- Only take the iodine tablet when advised by the authorities, to make sure that the timing is right. Instructions will be given on the radio and television. Follow the dosage instructions on the package.
- Take an iodine tablet especially if you are pregnant or breast-feeding. It is also important to give an iodine tablet to children.
- Only take one dose. It provides protection for approximately 24 hours. The exposure by inhalation caused by the radioactive plume is likely to only last a couple of hours. If the release recurs or lasts longer, the authorities will advise you on the radio and television to take another dose.
Do not take an iodine tablet
- if you have hyperthyroidism, dermatitis herpetiformis, or vasculitis with reduced complement levels (hypocomplementemic vasculitis).
- if you have previously had a serious allergic reaction to iodine.
- if the thyroid gland has been removed or has not worked, as the iodine tablet protects a functional thyroid gland and is therefore of no use.
Side effects of potassium iodide are very rare. If you have thyroid disease, caution is advised, as some thyroid diseases are associated with a higher risk of side effects. If necessary, talk to your treating physician about taking iodine tablets. The protective role of potassium iodide on the thyroid gland is limited in patients with hypothyroidism receiving thyroxine or other thyroid hormones. If the hypothyroidism is mild and part of the thyroid gland is functioning, an iodine tablet can be taken according to the instructions of the authority.

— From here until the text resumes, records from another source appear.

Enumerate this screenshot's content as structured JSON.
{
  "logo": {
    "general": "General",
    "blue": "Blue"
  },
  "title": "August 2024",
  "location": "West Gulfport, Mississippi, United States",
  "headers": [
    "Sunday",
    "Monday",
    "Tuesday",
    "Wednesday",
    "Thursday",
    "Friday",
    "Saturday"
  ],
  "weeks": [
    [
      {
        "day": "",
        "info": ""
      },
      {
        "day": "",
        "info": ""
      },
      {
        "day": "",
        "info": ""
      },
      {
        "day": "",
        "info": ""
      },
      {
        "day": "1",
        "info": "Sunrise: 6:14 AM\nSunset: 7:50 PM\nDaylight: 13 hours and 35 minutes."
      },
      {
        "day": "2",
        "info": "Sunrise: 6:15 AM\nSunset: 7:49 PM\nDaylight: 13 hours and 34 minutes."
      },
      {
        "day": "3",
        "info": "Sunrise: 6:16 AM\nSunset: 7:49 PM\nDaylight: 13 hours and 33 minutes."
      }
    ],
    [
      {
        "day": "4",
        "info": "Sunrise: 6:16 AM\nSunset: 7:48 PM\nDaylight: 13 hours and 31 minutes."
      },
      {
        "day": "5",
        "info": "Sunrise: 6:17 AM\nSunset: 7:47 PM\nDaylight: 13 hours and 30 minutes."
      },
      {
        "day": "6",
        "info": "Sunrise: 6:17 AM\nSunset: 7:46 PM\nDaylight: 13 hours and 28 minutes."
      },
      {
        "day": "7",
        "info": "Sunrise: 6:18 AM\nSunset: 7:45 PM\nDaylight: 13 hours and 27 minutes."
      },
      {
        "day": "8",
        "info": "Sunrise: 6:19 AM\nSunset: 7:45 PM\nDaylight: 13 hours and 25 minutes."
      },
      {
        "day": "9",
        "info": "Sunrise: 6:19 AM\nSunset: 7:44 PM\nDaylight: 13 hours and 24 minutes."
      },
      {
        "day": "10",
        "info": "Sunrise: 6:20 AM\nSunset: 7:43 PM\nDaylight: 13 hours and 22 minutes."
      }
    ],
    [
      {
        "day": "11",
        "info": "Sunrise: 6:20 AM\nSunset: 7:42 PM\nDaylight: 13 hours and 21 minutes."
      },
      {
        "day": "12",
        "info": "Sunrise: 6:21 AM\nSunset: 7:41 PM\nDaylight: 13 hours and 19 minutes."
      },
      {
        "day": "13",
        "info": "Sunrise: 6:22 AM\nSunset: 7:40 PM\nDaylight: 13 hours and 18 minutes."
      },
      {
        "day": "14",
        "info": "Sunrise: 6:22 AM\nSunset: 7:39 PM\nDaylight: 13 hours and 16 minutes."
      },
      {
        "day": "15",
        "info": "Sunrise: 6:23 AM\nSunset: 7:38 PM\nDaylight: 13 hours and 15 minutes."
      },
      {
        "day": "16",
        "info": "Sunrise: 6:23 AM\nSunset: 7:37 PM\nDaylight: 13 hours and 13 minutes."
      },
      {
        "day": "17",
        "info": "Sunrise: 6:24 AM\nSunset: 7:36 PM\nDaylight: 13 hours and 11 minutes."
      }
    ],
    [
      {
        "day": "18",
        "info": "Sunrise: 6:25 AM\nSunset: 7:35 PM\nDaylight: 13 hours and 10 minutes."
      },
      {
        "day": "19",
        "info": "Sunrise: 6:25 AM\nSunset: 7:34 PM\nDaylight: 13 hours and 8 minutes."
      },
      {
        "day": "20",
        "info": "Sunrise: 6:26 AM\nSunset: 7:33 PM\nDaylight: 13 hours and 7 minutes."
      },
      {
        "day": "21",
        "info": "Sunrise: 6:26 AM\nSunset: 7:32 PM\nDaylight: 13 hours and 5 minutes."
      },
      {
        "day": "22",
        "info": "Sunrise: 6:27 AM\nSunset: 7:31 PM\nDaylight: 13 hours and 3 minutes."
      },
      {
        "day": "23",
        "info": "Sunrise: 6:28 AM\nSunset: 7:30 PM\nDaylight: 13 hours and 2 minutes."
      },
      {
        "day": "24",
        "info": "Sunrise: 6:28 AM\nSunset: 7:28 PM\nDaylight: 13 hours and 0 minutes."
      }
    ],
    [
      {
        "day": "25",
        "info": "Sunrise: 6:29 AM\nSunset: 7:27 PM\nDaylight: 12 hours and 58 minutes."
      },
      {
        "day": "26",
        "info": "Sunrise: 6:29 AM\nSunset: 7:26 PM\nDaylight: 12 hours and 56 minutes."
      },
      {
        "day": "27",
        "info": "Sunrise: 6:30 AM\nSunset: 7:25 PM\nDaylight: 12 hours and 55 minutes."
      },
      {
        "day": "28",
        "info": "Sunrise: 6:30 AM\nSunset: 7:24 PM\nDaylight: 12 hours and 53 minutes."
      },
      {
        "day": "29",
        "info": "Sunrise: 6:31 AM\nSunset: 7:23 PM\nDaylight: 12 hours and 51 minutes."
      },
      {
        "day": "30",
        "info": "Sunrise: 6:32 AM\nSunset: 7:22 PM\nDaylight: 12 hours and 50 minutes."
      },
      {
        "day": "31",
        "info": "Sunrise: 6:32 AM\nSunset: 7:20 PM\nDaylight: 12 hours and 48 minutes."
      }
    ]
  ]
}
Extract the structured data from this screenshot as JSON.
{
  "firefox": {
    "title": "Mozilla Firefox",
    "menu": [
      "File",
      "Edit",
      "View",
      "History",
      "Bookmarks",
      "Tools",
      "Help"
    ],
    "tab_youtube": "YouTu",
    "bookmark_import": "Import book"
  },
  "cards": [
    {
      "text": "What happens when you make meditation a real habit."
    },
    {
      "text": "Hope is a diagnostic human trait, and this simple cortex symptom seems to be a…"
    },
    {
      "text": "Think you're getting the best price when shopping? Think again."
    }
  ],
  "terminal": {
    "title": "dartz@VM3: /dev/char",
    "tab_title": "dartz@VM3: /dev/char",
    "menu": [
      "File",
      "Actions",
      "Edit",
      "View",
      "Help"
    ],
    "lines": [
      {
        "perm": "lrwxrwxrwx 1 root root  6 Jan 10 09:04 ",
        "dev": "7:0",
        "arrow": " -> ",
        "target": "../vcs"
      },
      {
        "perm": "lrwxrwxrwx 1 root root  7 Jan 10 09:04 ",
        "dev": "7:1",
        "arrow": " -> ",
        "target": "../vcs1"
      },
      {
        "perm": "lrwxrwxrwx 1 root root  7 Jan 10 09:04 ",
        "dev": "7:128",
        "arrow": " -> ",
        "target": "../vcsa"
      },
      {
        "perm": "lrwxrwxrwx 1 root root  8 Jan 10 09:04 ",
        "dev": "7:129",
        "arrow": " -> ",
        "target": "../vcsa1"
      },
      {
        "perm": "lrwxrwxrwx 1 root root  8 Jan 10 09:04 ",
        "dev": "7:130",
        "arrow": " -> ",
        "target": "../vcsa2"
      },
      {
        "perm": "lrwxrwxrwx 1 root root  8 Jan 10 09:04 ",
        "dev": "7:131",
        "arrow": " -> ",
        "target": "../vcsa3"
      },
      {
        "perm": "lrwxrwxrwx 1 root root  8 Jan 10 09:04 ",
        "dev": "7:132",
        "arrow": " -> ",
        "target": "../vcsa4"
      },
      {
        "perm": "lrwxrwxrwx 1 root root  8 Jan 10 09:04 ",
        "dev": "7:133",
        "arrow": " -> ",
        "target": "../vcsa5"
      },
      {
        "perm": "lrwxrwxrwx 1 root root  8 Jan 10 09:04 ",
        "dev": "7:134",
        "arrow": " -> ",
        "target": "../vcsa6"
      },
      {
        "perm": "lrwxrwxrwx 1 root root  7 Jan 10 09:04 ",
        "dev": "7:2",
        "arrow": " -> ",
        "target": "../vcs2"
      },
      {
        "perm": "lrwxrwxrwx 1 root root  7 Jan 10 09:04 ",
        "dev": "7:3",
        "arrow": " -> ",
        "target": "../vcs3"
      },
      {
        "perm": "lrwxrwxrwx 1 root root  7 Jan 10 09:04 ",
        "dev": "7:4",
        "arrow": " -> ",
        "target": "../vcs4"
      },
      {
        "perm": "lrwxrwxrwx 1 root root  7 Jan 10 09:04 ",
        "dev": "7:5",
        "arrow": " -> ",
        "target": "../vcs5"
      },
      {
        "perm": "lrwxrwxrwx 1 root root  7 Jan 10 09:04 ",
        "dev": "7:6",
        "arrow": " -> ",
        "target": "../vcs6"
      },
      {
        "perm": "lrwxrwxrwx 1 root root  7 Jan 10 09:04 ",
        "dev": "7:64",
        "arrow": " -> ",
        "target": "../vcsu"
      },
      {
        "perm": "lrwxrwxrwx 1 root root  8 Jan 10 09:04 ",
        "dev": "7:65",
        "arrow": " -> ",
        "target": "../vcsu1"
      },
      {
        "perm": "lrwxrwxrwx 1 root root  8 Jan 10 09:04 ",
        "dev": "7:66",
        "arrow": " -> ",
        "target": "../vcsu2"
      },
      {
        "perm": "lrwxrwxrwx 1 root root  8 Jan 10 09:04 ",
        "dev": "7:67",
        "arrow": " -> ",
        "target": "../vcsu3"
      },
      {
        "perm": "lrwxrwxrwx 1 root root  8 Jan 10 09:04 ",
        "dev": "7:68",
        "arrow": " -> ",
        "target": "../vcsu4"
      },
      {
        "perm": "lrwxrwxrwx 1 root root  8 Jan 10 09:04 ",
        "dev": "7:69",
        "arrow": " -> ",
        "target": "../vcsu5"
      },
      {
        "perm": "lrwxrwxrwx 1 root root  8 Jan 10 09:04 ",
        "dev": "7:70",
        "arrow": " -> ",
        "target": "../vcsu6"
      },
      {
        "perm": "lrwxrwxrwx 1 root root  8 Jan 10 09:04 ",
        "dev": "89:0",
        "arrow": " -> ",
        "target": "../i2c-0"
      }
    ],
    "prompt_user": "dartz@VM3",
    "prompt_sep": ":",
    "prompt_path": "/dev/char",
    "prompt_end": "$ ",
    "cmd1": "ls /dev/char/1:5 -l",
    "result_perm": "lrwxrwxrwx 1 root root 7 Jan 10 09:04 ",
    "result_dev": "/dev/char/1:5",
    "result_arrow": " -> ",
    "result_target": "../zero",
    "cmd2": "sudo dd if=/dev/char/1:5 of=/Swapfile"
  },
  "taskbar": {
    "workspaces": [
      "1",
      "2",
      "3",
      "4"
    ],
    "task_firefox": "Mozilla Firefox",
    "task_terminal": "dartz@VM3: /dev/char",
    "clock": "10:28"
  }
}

A previous hypersensitivity reaction caused by contrasting agent that contains iodine does not prevent the use of iodine tablets, as the substance that caused the reaction is likely to be a substance other than iodine. Iodine is an essential nutrient for humans, found in dairy products, eggs, and fish, and it is also added to table salt and cereal products.
If you have other illnesses or hypersensitivity, or if you are taking other medicines, please read the package leaflet and check with your pharmacist or your physician that this medicine is suitable for you. Only a physician with knowledge of the patient and the disease situation should advise whether the patient should take iodine tablets.
Do you have any questions? Is your question about
- radiation safety? Send your message to STUK using the online form. [linkki]
- the health effects of iodine, the administration of iodine tablets or the revised iodine guidelines of the Ministry of Social Affairs and Health? Send your message to the Ministry of Social Affairs and Health by email at kirjaamo.stm (at) gov.fi
- iodine tablets as a medicinal product? Send your message to Fimea using the online form.
If you are not sure if the medicinal iodine tablet is suitable for you, talk to your doctor. Iodine tables should only be taken when advised by the authorities.
Related information available online
- Guideline of the Ministry of Social Affairs and Health on the use of medical iodine in the event of a radiation hazard situation and preparedness (pdf) (stm.fi)
- Iodine thyroid blocking: Guidelines for use in planning and responding to radiological and nuclear emergencies (WHO Recommendation) (who.int)